Moyers & Company producer Andy Fredericks and production assistant Jackie Kostek are traveling with the Nuns on the Bus tour. They contributed reporting to this post and will be filing regular text and video updates. Check BillMoyers.com/nuns for more.
They call it Nuns on the Bus. A bus filled with Catholic nuns rolled out of Des Moines, Iowa this morning, beginning a journey from the Midwest to Washington, D.C. to spotlight social justice issues and protest the House Republican budget, which slashes spending on safety-net programs such as Medicaid and food stamps. Along the way, the nuns will visit homeless shelters, food pantries and hospitals to highlight their own work on behalf of the poor, and call attention to services the nuns say will be “decimated” by the so-called Ryan budget. Their bus — of a type usually reserved for rock stars and their roadies (the driver dropped Dolly Parton’s name) — will also be taking the plain-clothed nuns to congressional offices in each state they pass through.
The tour’s first stop was at the office of Rep. Steve King (R-IA), a supporter of the Ryan budget. The nuns had planned to present the congressman with a copy of the Faithful Budget, an economic approach drafted by a group of Christian, Jewish, Muslim and other religious organizations as a rebuttal to the House budget. The Faithful Budget calls for increased aid to the poor and cuts in military spending.
Though the nuns say they had an appointment, the congressman’s office was shuttered and dark.
Tomorrow, they’ll be visiting the office of the budget’s namesake, Rep. Paul Ryan himself. The nuns will just miss Mitt Romney, whose own bus tour passed through Ryan’s hometown of Janesville, Wisconsin this morning. Ryan, a Catholic, has said his faith played a role in the drafting of his budget.
“The Holy Father himself, Pope Benedict, has charged [that] governments, communities and individuals running up high debt levels are ‘living at the expense of future generations, and living in untruth….

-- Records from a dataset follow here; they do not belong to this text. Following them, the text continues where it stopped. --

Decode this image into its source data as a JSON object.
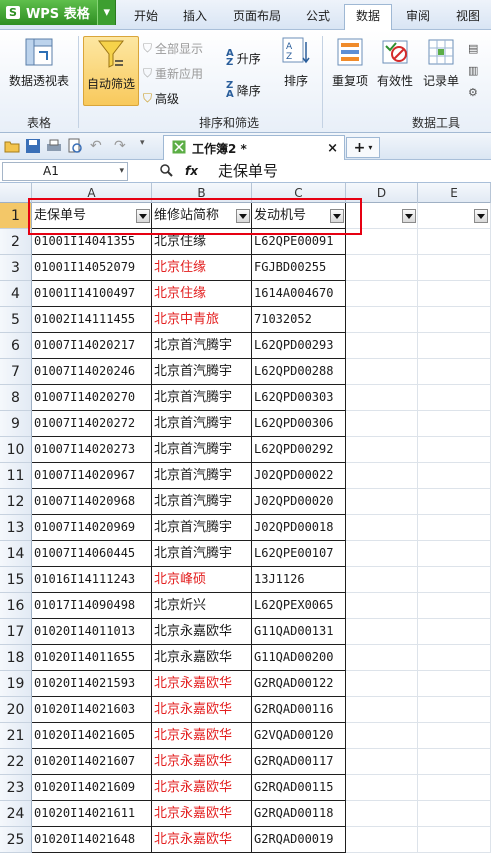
{
  "app": {
    "name": "WPS 表格",
    "menu_tabs": [
      "开始",
      "插入",
      "页面布局",
      "公式",
      "数据",
      "审阅",
      "视图"
    ],
    "active_tab": "数据"
  },
  "ribbon": {
    "pivot": "数据透视表",
    "autofilter": "自动筛选",
    "show_all": "全部显示",
    "reapply": "重新应用",
    "advanced": "高级",
    "sort_asc": "升序",
    "sort_desc": "降序",
    "sort": "排序",
    "duplicates": "重复项",
    "validity": "有效性",
    "record_list": "记录单",
    "group_table": "表格",
    "group_sort_filter": "排序和筛选",
    "group_data_tools": "数据工具"
  },
  "document_tab": {
    "title": "工作簿2 *",
    "close": "×",
    "new": "+"
  },
  "formula_bar": {
    "cell_ref": "A1",
    "fx": "fx",
    "content": "走保单号"
  },
  "grid": {
    "columns": [
      "A",
      "B",
      "C",
      "D",
      "E"
    ],
    "headers": [
      "走保单号",
      "维修站简称",
      "发动机号"
    ],
    "rows": [
      {
        "n": "2",
        "a": "01001I14041355",
        "b": "北京住缘",
        "c": "L62QPE00091",
        "red": false
      },
      {
        "n": "3",
        "a": "01001I14052079",
        "b": "北京住缘",
        "c": "FGJBD00255",
        "red": true
      },
      {
        "n": "4",
        "a": "01001I14100497",
        "b": "北京住缘",
        "c": "1614A004670",
        "red": true
      },
      {
        "n": "5",
        "a": "01002I14111455",
        "b": "北京中青旅",
        "c": "71032052",
        "red": true
      },
      {
        "n": "6",
        "a": "01007I14020217",
        "b": "北京首汽腾宇",
        "c": "L62QPD00293",
        "red": false
      },
      {
        "n": "7",
        "a": "01007I14020246",
        "b": "北京首汽腾宇",
        "c": "L62QPD00288",
        "red": false
      },
      {
        "n": "8",
        "a": "01007I14020270",
        "b": "北京首汽腾宇",
        "c": "L62QPD00303",
        "red": false
      },
      {
        "n": "9",
        "a": "01007I14020272",
        "b": "北京首汽腾宇",
        "c": "L62QPD00306",
        "red": false
      },
      {
        "n": "10",
        "a": "01007I14020273",
        "b": "北京首汽腾宇",
        "c": "L62QPD00292",
        "red": false
      },
      {
        "n": "11",
        "a": "01007I14020967",
        "b": "北京首汽腾宇",
        "c": "J02QPD00022",
        "red": false
      },
      {
        "n": "12",
        "a": "01007I14020968",
        "b": "北京首汽腾宇",
        "c": "J02QPD00020",
        "red": false
      },
      {
        "n": "13",
        "a": "01007I14020969",
        "b": "北京首汽腾宇",
        "c": "J02QPD00018",
        "red": false
      },
      {
        "n": "14",
        "a": "01007I14060445",
        "b": "北京首汽腾宇",
        "c": "L62QPE00107",
        "red": false
      },
      {
        "n": "15",
        "a": "01016I14111243",
        "b": "北京峰硕",
        "c": "13J1126",
        "red": true
      },
      {
        "n": "16",
        "a": "01017I14090498",
        "b": "北京炘兴",
        "c": "L62QPEX0065",
        "red": false
      },
      {
        "n": "17",
        "a": "01020I14011013",
        "b": "北京永嘉欧华",
        "c": "G11QAD00131",
        "red": false
      },
      {
        "n": "18",
        "a": "01020I14011655",
        "b": "北京永嘉欧华",
        "c": "G11QAD00200",
        "red": false
      },
      {
        "n": "19",
        "a": "01020I14021593",
        "b": "北京永嘉欧华",
        "c": "G2RQAD00122",
        "red": true
      },
      {
        "n": "20",
        "a": "01020I14021603",
        "b": "北京永嘉欧华",
        "c": "G2RQAD00116",
        "red": true
      },
      {
        "n": "21",
        "a": "01020I14021605",
        "b": "北京永嘉欧华",
        "c": "G2VQAD00120",
        "red": true
      },
      {
        "n": "22",
        "a": "01020I14021607",
        "b": "北京永嘉欧华",
        "c": "G2RQAD00117",
        "red": true
      },
      {
        "n": "23",
        "a": "01020I14021609",
        "b": "北京永嘉欧华",
        "c": "G2RQAD00115",
        "red": true
      },
      {
        "n": "24",
        "a": "01020I14021611",
        "b": "北京永嘉欧华",
        "c": "G2RQAD00118",
        "red": true
      },
      {
        "n": "25",
        "a": "01020I14021648",
        "b": "北京永嘉欧华",
        "c": "G2RQAD00019",
        "red": true
      }
    ]
  },
  "colors": {
    "wps_green": "#2e8e22",
    "highlight_red": "#e60012",
    "red_text": "#e32020",
    "selected_row": "#f3c768"
  }
}
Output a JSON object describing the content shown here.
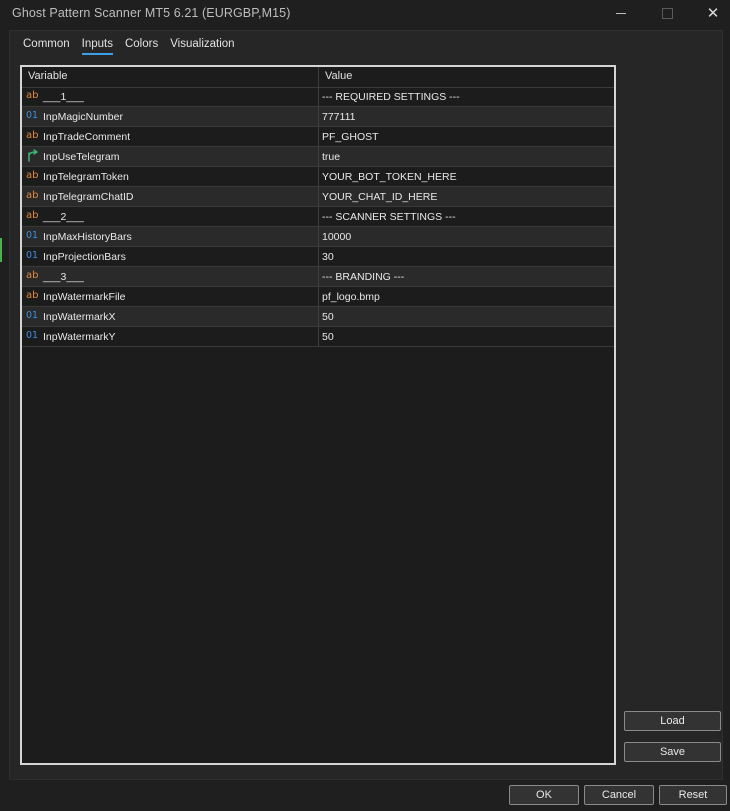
{
  "window": {
    "title": "Ghost Pattern Scanner MT5 6.21 (EURGBP,M15)",
    "close_glyph": "✕"
  },
  "tabs": [
    {
      "label": "Common"
    },
    {
      "label": "Inputs",
      "active": true
    },
    {
      "label": "Colors"
    },
    {
      "label": "Visualization"
    }
  ],
  "table": {
    "headers": {
      "variable": "Variable",
      "value": "Value"
    },
    "rows": [
      {
        "icon": "ab",
        "type_icon": "string-type-icon",
        "variable": "___1___",
        "value": "--- REQUIRED SETTINGS ---"
      },
      {
        "icon": "01",
        "type_icon": "number-type-icon",
        "variable": "InpMagicNumber",
        "value": "777111"
      },
      {
        "icon": "ab",
        "type_icon": "string-type-icon",
        "variable": "InpTradeComment",
        "value": "PF_GHOST"
      },
      {
        "icon": "",
        "type_icon": "bool-type-icon",
        "variable": "InpUseTelegram",
        "value": "true"
      },
      {
        "icon": "ab",
        "type_icon": "string-type-icon",
        "variable": "InpTelegramToken",
        "value": "YOUR_BOT_TOKEN_HERE"
      },
      {
        "icon": "ab",
        "type_icon": "string-type-icon",
        "variable": "InpTelegramChatID",
        "value": "YOUR_CHAT_ID_HERE"
      },
      {
        "icon": "ab",
        "type_icon": "string-type-icon",
        "variable": "___2___",
        "value": "--- SCANNER SETTINGS ---"
      },
      {
        "icon": "01",
        "type_icon": "number-type-icon",
        "variable": "InpMaxHistoryBars",
        "value": "10000"
      },
      {
        "icon": "01",
        "type_icon": "number-type-icon",
        "variable": "InpProjectionBars",
        "value": "30"
      },
      {
        "icon": "ab",
        "type_icon": "string-type-icon",
        "variable": "___3___",
        "value": "--- BRANDING ---"
      },
      {
        "icon": "ab",
        "type_icon": "string-type-icon",
        "variable": "InpWatermarkFile",
        "value": "pf_logo.bmp"
      },
      {
        "icon": "01",
        "type_icon": "number-type-icon",
        "variable": "InpWatermarkX",
        "value": "50"
      },
      {
        "icon": "01",
        "type_icon": "number-type-icon",
        "variable": "InpWatermarkY",
        "value": "50"
      }
    ]
  },
  "buttons": {
    "load": "Load",
    "save": "Save",
    "ok": "OK",
    "cancel": "Cancel",
    "reset": "Reset"
  },
  "colors": {
    "accent": "#3aa0e8",
    "string_icon": "#e08a3c",
    "number_icon": "#3a8ee6",
    "bool_icon": "#3cb371"
  }
}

Our budget offers a better path consistent with the timeless principles of our nation’s founding and, frankly, consistent with how I understand my Catholic faith. We put faith in people, not in government.”
But Sister Simone Campbell, who organized the Nuns on the Bus tour, has a different interpretation, which she explained to our producer Andy Fredericks:
“Pope Benedict says that until people have justice you can’t give charity; justice is what is owed by society to a person, and charity is largesse above it….
We try to live in relation to people at the margins of society and lift all up for justice. Where there is one bit of injustice, we all suffer.”